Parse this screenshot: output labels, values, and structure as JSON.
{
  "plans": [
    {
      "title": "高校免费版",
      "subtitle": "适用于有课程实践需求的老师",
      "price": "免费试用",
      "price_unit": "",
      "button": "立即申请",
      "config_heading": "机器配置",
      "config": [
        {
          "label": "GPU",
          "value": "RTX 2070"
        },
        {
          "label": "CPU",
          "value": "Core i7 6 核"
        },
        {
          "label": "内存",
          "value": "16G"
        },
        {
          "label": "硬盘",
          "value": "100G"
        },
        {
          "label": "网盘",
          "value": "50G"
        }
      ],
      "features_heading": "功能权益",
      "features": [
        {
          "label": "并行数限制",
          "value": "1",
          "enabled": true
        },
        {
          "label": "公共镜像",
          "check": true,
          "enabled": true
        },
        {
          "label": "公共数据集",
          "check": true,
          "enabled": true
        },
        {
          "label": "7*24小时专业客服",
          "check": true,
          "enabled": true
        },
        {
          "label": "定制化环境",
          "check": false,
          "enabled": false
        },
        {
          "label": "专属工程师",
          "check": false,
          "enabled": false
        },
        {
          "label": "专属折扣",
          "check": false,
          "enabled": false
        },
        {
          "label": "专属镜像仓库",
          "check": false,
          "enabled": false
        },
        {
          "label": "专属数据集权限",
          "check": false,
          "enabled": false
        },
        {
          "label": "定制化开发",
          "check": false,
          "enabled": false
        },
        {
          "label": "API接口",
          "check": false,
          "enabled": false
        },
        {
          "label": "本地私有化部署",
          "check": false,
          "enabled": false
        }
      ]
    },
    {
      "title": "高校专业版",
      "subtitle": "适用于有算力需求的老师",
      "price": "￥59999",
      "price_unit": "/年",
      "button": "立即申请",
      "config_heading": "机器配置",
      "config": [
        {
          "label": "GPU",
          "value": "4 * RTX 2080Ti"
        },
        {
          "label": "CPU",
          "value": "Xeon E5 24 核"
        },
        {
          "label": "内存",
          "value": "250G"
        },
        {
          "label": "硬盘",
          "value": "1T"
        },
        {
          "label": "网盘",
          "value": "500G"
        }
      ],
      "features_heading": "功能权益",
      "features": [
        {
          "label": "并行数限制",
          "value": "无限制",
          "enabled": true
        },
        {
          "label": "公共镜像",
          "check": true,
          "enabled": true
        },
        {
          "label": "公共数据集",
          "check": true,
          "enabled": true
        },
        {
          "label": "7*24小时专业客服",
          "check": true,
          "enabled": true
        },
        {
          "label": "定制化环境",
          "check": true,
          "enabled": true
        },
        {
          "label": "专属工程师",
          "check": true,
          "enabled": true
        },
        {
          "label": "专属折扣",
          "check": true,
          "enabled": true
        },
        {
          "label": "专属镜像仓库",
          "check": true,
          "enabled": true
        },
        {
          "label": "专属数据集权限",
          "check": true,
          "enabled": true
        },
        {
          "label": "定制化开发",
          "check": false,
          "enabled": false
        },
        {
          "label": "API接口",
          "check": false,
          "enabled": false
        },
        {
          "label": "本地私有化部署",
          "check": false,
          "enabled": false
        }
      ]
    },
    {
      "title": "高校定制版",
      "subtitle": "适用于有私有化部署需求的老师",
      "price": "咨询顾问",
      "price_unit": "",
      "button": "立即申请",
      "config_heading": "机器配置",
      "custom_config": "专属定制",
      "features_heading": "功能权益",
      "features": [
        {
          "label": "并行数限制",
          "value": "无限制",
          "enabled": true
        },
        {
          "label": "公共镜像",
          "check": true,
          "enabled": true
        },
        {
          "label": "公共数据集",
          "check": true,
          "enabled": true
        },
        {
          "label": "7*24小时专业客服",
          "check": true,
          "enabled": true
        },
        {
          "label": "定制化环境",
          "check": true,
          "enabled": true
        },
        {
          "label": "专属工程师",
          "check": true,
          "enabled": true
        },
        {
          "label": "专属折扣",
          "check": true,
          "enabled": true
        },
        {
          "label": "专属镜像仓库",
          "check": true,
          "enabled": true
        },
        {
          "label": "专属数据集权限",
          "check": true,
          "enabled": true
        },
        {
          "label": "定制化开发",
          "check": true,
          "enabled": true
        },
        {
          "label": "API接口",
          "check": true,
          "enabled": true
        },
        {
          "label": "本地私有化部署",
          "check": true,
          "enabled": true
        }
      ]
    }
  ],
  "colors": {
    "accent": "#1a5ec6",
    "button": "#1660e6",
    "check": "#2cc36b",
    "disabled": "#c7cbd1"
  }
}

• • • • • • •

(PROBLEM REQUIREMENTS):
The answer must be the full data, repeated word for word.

(RESPONSE BOX):
Parse this screenshot: output labels, values, and structure as JSON.
{
  "plans": [
    {
      "title": "高校免费版",
      "subtitle": "适用于有课程实践需求的老师",
      "price": "免费试用",
      "price_unit": "",
      "button": "立即申请",
      "config_heading": "机器配置",
      "config": [
        {
          "label": "GPU",
          "value": "RTX 2070"
        },
        {
          "label": "CPU",
          "value": "Core i7 6 核"
        },
        {
          "label": "内存",
          "value": "16G"
        },
        {
          "label": "硬盘",
          "value": "100G"
        },
        {
          "label": "网盘",
          "value": "50G"
        }
      ],
      "features_heading": "功能权益",
      "features": [
        {
          "label": "并行数限制",
          "value": "1",
          "enabled": true
        },
        {
          "label": "公共镜像",
          "check": true,
          "enabled": true
        },
        {
          "label": "公共数据集",
          "check": true,
          "enabled": true
        },
        {
          "label": "7*24小时专业客服",
          "check": true,
          "enabled": true
        },
        {
          "label": "定制化环境",
          "check": false,
          "enabled": false
        },
        {
          "label": "专属工程师",
          "check": false,
          "enabled": false
        },
        {
          "label": "专属折扣",
          "check": false,
          "enabled": false
        },
        {
          "label": "专属镜像仓库",
          "check": false,
          "enabled": false
        },
        {
          "label": "专属数据集权限",
          "check": false,
          "enabled": false
        },
        {
          "label": "定制化开发",
          "check": false,
          "enabled": false
        },
        {
          "label": "API接口",
          "check": false,
          "enabled": false
        },
        {
          "label": "本地私有化部署",
          "check": false,
          "enabled": false
        }
      ]
    },
    {
      "title": "高校专业版",
      "subtitle": "适用于有算力需求的老师",
      "price": "￥59999",
      "price_unit": "/年",
      "button": "立即申请",
      "config_heading": "机器配置",
      "config": [
        {
          "label": "GPU",
          "value": "4 * RTX 2080Ti"
        },
        {
          "label": "CPU",
          "value": "Xeon E5 24 核"
        },
        {
          "label": "内存",
          "value": "250G"
        },
        {
          "label": "硬盘",
          "value": "1T"
        },
        {
          "label": "网盘",
          "value": "500G"
        }
      ],
      "features_heading": "功能权益",
      "features": [
        {
          "label": "并行数限制",
          "value": "无限制",
          "enabled": true
        },
        {
          "label": "公共镜像",
          "check": true,
          "enabled": true
        },
        {
          "label": "公共数据集",
          "check": true,
          "enabled": true
        },
        {
          "label": "7*24小时专业客服",
          "check": true,
          "enabled": true
        },
        {
          "label": "定制化环境",
          "check": true,
          "enabled": true
        },
        {
          "label": "专属工程师",
          "check": true,
          "enabled": true
        },
        {
          "label": "专属折扣",
          "check": true,
          "enabled": true
        },
        {
          "label": "专属镜像仓库",
          "check": true,
          "enabled": true
        },
        {
          "label": "专属数据集权限",
          "check": true,
          "enabled": true
        },
        {
          "label": "定制化开发",
          "check": false,
          "enabled": false
        },
        {
          "label": "API接口",
          "check": false,
          "enabled": false
        },
        {
          "label": "本地私有化部署",
          "check": false,
          "enabled": false
        }
      ]
    },
    {
      "title": "高校定制版",
      "subtitle": "适用于有私有化部署需求的老师",
      "price": "咨询顾问",
      "price_unit": "",
      "button": "立即申请",
      "config_heading": "机器配置",
      "custom_config": "专属定制",
      "features_heading": "功能权益",
      "features": [
        {
          "label": "并行数限制",
          "value": "无限制",
          "enabled": true
        },
        {
          "label": "公共镜像",
          "check": true,
          "enabled": true
        },
        {
          "label": "公共数据集",
          "check": true,
          "enabled": true
        },
        {
          "label": "7*24小时专业客服",
          "check": true,
          "enabled": true
        },
        {
          "label": "定制化环境",
          "check": true,
          "enabled": true
        },
        {
          "label": "专属工程师",
          "check": true,
          "enabled": true
        },
        {
          "label": "专属折扣",
          "check": true,
          "enabled": true
        },
        {
          "label": "专属镜像仓库",
          "check": true,
          "enabled": true
        },
        {
          "label": "专属数据集权限",
          "check": true,
          "enabled": true
        },
        {
          "label": "定制化开发",
          "check": true,
          "enabled": true
        },
        {
          "label": "API接口",
          "check": true,
          "enabled": true
        },
        {
          "label": "本地私有化部署",
          "check": true,
          "enabled": true
        }
      ]
    }
  ],
  "colors": {
    "accent": "#1a5ec6",
    "button": "#1660e6",
    "check": "#2cc36b",
    "disabled": "#c7cbd1"
  }
}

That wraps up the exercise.